The medical evidence citing the health benefits of physical activity (PA) is extensive. Increased levels of physical activity are associated with better health outcomes for virtually every disease known, from cancer to heart attacks, to diabetes, arthritis, depression, and dementia. The health benefits of PA are not limited to the physical body, PA improves mood and immunity, lowers anxiety, and improves sleep. PA increases capacity for daily functioning, and increases longevity.
PA is a great stress reducer, as a result, it protects all body systems from the increased physical, mental, and emotional requirements of the “Fight or Flight Response.” With reduced stress comes better mood and less anxiety, improvements in sleep, lower blood pressure and pain levels, increased energy, and increased muscle tone and strength. Regular physical activity promotes weight control, increases bone density, and improves immunity giving us added resistance to illnesses like colds, viruses, and even cancer.
PA is also highly protective for the brain and all cognitive processes. A 2010 Harvard University paper presented at the Alzheimer’s Association International Conference presented data from the Framingham Study. The Framingham Study is an ongoing community-based sample of men and women living in Framingham, Massachusetts. Since the year 1948, every two years participants have been evaluated for cardiovascular risk factors. A dementia study began in 1975. After more than 20 years of follow up, compared with those with lower levels of activity, participants reporting at least moderate physical activity had a 45% lower risk for dementia over time. Those that were on the lowest level of physical activity had a 45% higher risk of developing a dementing illness. Over 20 published research papers agree with these findings.
The good news is that it does not matter how old you are, or in what kind of shape you are in, if you begin to exercise you will feel better, function better, and live longer. A study published in the Archives of Internal Medicine in 2009 reported that even for the “very old,” those after age 85, starting a physical activity program resulted in improvements in function, quality of life, and longevity.
Amazingly, disciplines like yoga, tai chi, and chi gong, are even more beneficial than regular exercise! Research shows that the combination of slow body movements with moment to moment mental awareness increases levels in the brain of neurochemicals responsible for improving mood and lowering stress.
A 2010 study compared yoga to a metabolically matched walking program.

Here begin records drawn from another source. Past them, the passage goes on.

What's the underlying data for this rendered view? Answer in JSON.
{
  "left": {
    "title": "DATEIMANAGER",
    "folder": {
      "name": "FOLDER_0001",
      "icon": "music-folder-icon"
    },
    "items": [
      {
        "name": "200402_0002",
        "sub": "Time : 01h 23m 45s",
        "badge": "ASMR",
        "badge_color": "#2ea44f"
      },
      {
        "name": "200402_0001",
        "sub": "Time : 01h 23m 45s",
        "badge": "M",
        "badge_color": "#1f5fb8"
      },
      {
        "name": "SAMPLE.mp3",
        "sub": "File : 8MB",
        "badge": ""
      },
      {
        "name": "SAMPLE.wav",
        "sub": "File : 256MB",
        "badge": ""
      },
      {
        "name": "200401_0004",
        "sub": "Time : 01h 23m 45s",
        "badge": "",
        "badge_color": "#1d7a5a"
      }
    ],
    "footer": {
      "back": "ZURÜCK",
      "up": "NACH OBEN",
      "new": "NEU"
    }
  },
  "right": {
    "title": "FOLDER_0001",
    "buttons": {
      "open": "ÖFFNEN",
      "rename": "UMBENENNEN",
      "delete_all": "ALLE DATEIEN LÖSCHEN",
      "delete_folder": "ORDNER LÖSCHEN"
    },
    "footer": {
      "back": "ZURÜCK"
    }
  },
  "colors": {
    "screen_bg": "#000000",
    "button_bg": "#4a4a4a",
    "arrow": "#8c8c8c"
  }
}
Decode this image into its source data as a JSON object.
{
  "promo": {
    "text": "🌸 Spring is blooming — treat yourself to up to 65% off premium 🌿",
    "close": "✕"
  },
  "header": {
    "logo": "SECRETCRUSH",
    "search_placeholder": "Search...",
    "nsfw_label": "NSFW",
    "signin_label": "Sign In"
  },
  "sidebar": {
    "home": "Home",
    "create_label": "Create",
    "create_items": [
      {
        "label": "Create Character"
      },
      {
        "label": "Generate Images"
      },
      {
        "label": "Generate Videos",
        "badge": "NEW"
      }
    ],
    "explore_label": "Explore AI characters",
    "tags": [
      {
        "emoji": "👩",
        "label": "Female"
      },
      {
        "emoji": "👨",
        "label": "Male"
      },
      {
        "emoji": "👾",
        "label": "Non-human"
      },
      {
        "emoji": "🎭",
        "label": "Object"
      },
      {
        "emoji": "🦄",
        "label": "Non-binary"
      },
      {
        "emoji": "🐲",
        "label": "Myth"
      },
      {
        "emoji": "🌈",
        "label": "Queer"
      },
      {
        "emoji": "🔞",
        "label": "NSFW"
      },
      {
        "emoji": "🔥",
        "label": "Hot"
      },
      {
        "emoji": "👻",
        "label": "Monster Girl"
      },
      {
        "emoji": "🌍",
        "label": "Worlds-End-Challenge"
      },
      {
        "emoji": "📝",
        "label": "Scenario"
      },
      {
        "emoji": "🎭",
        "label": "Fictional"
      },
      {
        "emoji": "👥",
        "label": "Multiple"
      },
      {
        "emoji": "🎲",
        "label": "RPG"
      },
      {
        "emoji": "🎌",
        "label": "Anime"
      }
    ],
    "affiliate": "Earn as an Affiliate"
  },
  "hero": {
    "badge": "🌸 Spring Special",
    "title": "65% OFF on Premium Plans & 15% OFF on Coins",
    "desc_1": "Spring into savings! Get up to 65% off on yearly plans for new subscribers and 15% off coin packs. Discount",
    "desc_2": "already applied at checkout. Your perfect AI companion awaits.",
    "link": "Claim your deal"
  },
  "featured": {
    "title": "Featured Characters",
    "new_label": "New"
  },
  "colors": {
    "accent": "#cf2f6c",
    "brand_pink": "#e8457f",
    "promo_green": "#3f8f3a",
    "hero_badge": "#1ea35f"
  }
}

Participants in both groups did 60 minutes of their intervention, three times a week for a total of 12 weeks. The yoga intervention was associated with greater improvements in mood and anxiety than the metabolically matched walking exercise. Blood levels of GABA, an inhibitory neurotransmitter associated with lower anxiety and better mood, was increased in the yoga group, but not in the exercise group.

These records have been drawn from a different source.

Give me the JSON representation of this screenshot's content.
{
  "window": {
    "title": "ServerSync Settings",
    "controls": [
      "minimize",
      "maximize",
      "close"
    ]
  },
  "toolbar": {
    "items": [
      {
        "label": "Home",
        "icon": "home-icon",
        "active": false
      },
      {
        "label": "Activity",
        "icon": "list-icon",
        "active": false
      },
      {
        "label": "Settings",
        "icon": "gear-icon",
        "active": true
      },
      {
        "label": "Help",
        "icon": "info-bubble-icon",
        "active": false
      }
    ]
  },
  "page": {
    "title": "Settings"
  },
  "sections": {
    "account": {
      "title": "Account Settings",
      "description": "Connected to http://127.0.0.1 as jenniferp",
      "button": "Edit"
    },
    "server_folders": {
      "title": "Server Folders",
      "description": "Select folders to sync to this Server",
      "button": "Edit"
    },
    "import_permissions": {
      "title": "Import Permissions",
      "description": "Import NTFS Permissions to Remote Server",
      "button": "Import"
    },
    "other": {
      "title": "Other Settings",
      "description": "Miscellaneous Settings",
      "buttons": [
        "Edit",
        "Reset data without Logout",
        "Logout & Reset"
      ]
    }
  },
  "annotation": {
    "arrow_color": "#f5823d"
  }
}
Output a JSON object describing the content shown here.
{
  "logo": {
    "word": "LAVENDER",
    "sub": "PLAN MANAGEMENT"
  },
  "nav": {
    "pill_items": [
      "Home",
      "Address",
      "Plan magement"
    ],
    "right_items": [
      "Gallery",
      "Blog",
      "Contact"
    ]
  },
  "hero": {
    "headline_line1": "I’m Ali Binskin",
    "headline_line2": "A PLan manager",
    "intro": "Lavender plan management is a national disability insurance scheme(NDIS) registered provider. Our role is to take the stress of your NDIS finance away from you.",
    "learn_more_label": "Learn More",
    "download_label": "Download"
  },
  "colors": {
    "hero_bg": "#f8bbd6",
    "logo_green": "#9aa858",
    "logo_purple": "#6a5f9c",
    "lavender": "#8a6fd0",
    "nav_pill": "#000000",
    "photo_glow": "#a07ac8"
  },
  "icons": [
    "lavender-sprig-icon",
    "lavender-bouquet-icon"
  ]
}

There are many forms of physical activity, and many ways to derive its health benefits. Recent data is casting doubts on the old wisdom that running long distance is safe and cardio-protective. New evidence in long distance runners points to right ventricular damage and other cardiac issues. For health, moderation is key.

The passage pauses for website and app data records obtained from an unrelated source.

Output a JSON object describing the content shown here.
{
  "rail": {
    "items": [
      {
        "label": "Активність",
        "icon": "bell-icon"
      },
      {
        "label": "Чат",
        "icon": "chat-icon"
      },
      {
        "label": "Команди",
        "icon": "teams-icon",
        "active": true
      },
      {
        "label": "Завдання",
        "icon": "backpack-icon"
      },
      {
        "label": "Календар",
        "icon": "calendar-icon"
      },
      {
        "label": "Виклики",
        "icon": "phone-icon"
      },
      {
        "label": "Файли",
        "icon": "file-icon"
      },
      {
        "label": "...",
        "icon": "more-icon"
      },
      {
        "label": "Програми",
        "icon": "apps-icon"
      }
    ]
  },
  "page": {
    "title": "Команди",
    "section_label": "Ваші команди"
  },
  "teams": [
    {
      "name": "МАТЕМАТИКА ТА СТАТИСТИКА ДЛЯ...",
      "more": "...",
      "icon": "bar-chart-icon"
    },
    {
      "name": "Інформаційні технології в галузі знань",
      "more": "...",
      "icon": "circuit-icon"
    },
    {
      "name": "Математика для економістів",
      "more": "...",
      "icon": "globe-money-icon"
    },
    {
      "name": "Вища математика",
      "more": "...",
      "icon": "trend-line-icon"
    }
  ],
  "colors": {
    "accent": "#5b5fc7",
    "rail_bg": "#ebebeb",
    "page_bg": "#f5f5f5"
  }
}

TriYoga, with its mindful, flowing movements of the body and the breath, is an ideal way of deriving both the physical AND the mental benefits of physical activity, at its highest levels.